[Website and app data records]
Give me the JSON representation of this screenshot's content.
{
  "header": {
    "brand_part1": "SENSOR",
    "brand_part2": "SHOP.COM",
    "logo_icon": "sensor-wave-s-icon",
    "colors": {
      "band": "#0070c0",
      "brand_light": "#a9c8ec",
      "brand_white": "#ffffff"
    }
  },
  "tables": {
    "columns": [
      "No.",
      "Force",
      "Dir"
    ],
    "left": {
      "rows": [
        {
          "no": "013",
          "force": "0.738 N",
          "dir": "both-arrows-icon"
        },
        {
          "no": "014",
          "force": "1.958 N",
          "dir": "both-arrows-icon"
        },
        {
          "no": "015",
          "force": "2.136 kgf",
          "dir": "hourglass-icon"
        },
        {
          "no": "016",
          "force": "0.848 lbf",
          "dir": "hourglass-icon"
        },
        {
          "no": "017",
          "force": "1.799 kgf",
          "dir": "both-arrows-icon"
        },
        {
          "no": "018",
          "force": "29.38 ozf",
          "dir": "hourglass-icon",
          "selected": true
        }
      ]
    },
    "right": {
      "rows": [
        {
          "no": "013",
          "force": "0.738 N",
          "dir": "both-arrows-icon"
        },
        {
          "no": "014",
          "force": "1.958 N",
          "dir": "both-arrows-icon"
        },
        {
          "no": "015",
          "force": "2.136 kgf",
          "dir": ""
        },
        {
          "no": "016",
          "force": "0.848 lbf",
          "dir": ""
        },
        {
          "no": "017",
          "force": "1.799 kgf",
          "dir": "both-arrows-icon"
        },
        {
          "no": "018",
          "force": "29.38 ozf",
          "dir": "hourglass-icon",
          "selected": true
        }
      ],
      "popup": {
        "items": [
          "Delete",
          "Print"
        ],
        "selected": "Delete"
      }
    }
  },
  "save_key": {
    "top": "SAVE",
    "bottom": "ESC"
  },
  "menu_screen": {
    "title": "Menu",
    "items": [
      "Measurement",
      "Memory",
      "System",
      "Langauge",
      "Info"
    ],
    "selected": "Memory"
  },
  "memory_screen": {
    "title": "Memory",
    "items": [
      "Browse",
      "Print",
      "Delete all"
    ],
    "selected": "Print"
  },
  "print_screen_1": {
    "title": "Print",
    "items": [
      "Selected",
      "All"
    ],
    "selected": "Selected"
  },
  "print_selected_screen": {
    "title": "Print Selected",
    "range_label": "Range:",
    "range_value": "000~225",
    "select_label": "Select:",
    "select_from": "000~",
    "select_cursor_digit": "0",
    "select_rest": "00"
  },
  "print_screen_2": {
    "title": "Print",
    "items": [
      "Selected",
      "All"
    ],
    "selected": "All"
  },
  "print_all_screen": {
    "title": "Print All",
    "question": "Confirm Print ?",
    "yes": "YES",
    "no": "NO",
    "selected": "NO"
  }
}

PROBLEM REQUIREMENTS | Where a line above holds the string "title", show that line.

RESULT |
    "title": "Menu",
    "title": "Memory",
    "title": "Print",
    "title": "Print Selected",
    "title": "Print",
    "title": "Print All",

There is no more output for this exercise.